Jordan Nassar (b. 1985, New York, NY) explores heritage and homeland through various mediums, such as hand-embroidery, wood inlay, and glass, often using "the landscape" as a unifying theme. He adapts the Palestinian tatreez embroidery technique to reflect his hybrid upbringing and collaborates with Ramallah and Hebron‐based craftswomen to create contemporary works that juxtapose local traditions and modern aesthetics. Nassar's imagined landscapes evoke a connection to Palestine and the Palestinian‐American diaspora, expressing both joy and diasporic longing in relation to his cultural identity.
Shinique Smith's (b. 1971, Baltimore, MD) artistic practice revolves around using clothing as a raw material, which serves to reference the human figure and the broader social and economic systems within which individuals operate. Her works often vary in scale, from portraying a specific person to representing a vast crowd through the amassing and binding of hundreds of garments. Smith's most notable creations feature clothing tightly compressed and arranged into striking color blocks and gradients, evoking the way used garments are packed and shipped for reuse in less affluent nations. While her work is frequently discussed in relation to feminist labor discourse, Smith eschews traditional textile techniques like sewing, crocheting, or knitting, opting instead to reinterpret handcraft through an art‐historical lens.
"For me, art-making has always been both an intellectual and spiritual exercise, and ideas of transformation permeate everything from my materials to the process. I transform clothing, fabrics, and language into new forms and shapes with dying, bundling, and brushwork. Everything is in motion and evolving while maintaining a central focus, so each piece becomes a meditation." -Shinique Smith, interview in Edition Modern Luxury

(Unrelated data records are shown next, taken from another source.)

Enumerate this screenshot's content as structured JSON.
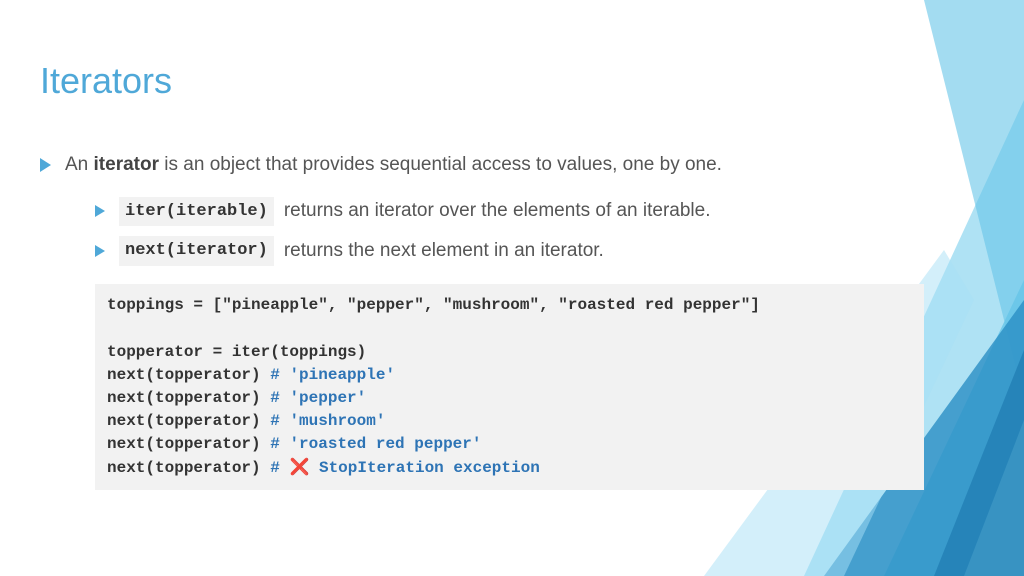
{
  "title": "Iterators",
  "intro_pre": "An ",
  "intro_bold": "iterator",
  "intro_post": " is an object that provides sequential access to values, one by one.",
  "sub1_code": "iter(iterable)",
  "sub1_text": "returns an iterator over the elements of an iterable.",
  "sub2_code": "next(iterator)",
  "sub2_text": "returns the next element in an iterator.",
  "code": {
    "l1": "toppings = [\"pineapple\", \"pepper\", \"mushroom\", \"roasted red pepper\"]",
    "l2": "topperator = iter(toppings)",
    "l3a": "next(topperator)  ",
    "l3c": "# 'pineapple'",
    "l4a": "next(topperator)  ",
    "l4c": "# 'pepper'",
    "l5a": "next(topperator)  ",
    "l5c": "# 'mushroom'",
    "l6a": "next(topperator)  ",
    "l6c": "# 'roasted red pepper'",
    "l7a": "next(topperator)  ",
    "l7c1": "# ",
    "l7x": "❌",
    "l7c2": " StopIteration exception"
  }
}
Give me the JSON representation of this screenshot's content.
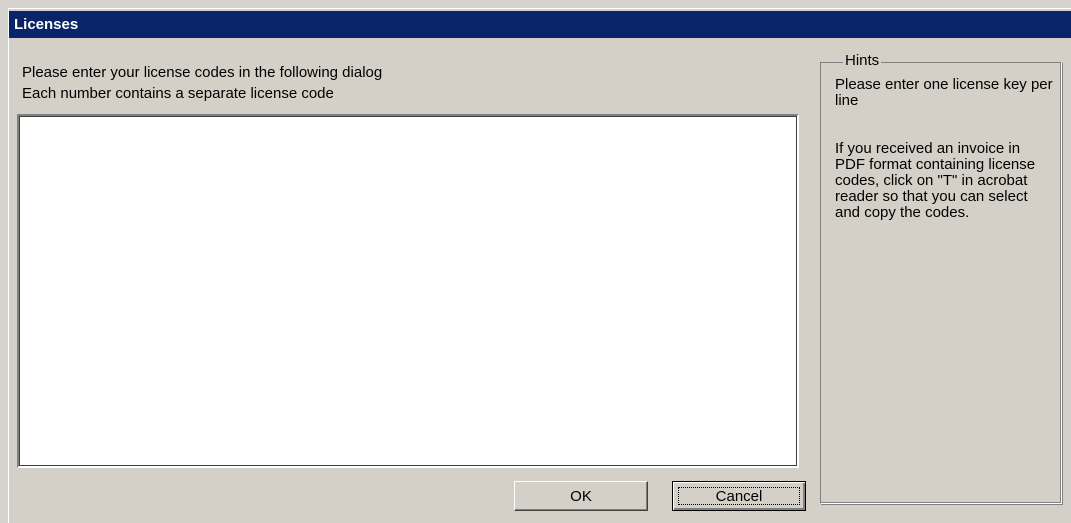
{
  "window": {
    "title": "Licenses"
  },
  "instructions": {
    "line1": "Please enter your license codes in the following dialog",
    "line2": "Each number contains a separate license code"
  },
  "license_input": {
    "value": "",
    "placeholder": ""
  },
  "hints": {
    "legend": "Hints",
    "paragraph1": "Please enter one license key per line",
    "paragraph2": "If you received an invoice in PDF format containing license codes, click on \"T\" in acrobat reader so that you can select and copy the codes."
  },
  "buttons": {
    "ok_label": "OK",
    "cancel_label": "Cancel"
  },
  "colors": {
    "title_bar": "#0a246a",
    "dialog_background": "#d4d0c8",
    "input_background": "#ffffff"
  }
}
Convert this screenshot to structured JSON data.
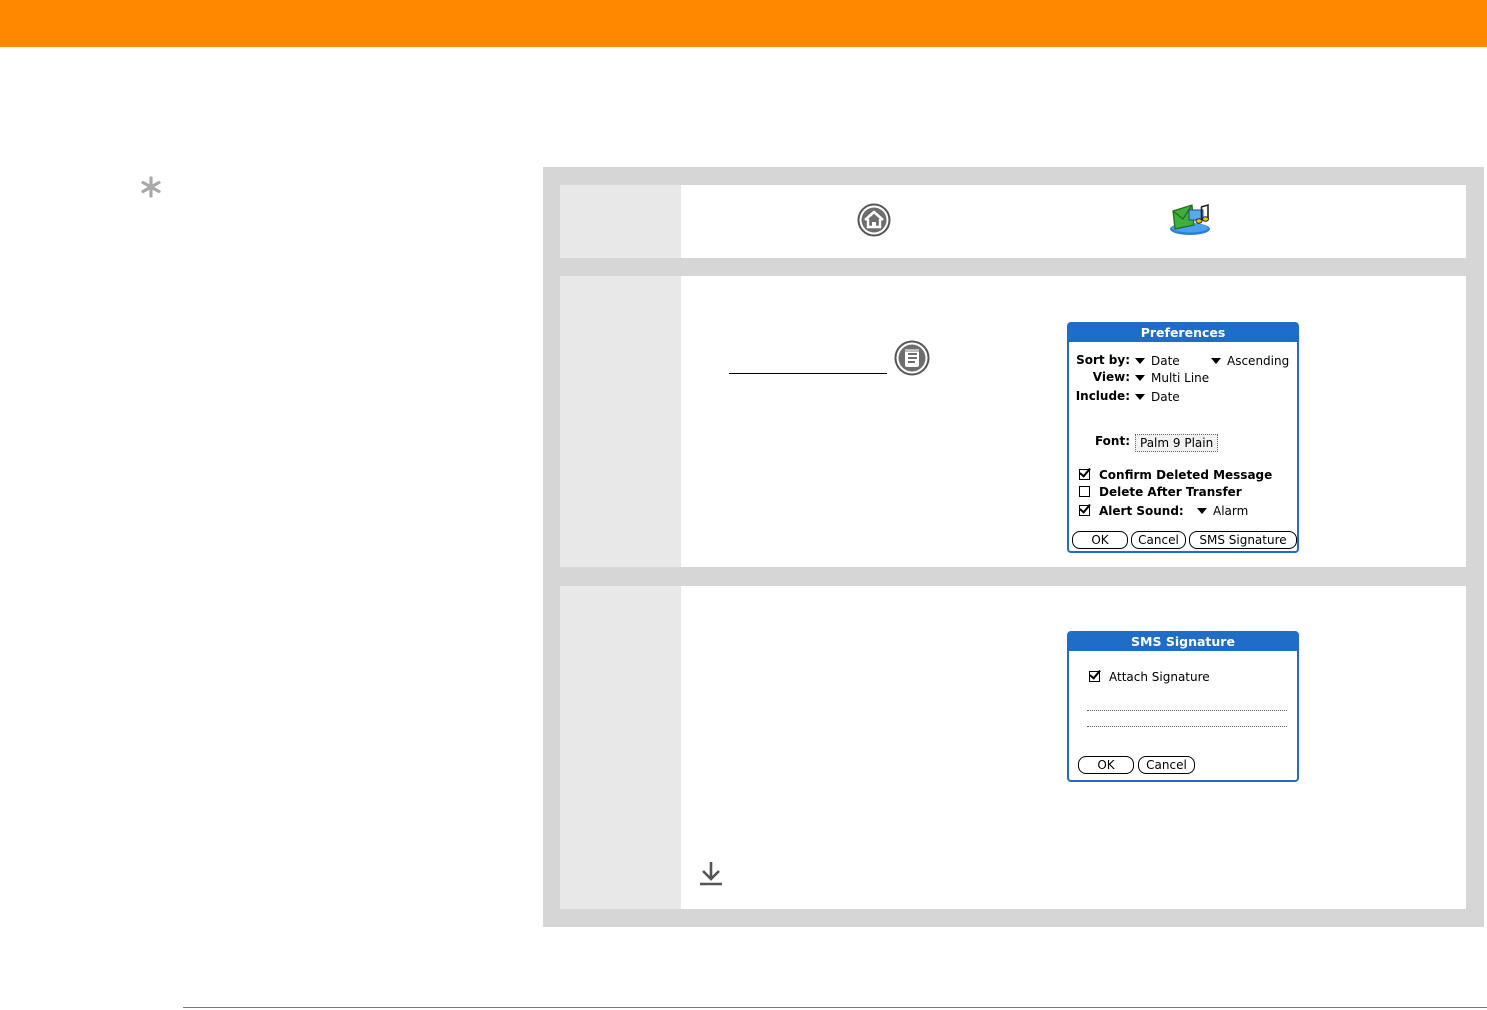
{
  "pref": {
    "title": "Preferences",
    "sort_label": "Sort by:",
    "sort_value": "Date",
    "order_value": "Ascending",
    "view_label": "View:",
    "view_value": "Multi Line",
    "include_label": "Include:",
    "include_value": "Date",
    "font_label": "Font:",
    "font_value": "Palm 9 Plain",
    "confirm_label": "Confirm Deleted Message",
    "confirm_checked": true,
    "delete_label": "Delete After Transfer",
    "delete_checked": false,
    "alert_label": "Alert Sound:",
    "alert_checked": true,
    "alert_value": "Alarm",
    "ok": "OK",
    "cancel": "Cancel",
    "sms_signature": "SMS Signature"
  },
  "sig": {
    "title": "SMS Signature",
    "attach_label": "Attach Signature",
    "attach_checked": true,
    "ok": "OK",
    "cancel": "Cancel"
  },
  "icons": {
    "tip": "asterisk-icon",
    "home": "home-icon",
    "app": "messaging-app-icon",
    "menu": "menu-icon",
    "done": "download-arrow-icon"
  },
  "colors": {
    "header": "#ff8800",
    "palm_title": "#1e6ec8"
  }
}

"Smith focused on the clothing, on the opposing politics of excess and need, and on the method whereby thousands of pounds of cast-off garments were gathered into neat layers, forced into four-foot-high bales, shrink-wrapped, and cinched with metal straps. The tightly uniform vocabulary of these parcels—each one composed of apparel once belonging to and then discarded by countless individuals—fascinated the artist, and the imagery lingered in her mind. For her, the symbolism of the bales didn’t stop with current social and political systems, however. She also homed in on the bales of cotton that were the economic driver of systematized slavery in the southern United States. More than 150 years separate the cultivation of cotton by enslaved Africans from the export of used clothing in today’s system, yet their parallel histories form the warp and weft of Smith’s sculptures." -Brooke Kamin Rapaport, in Sculpture Magazine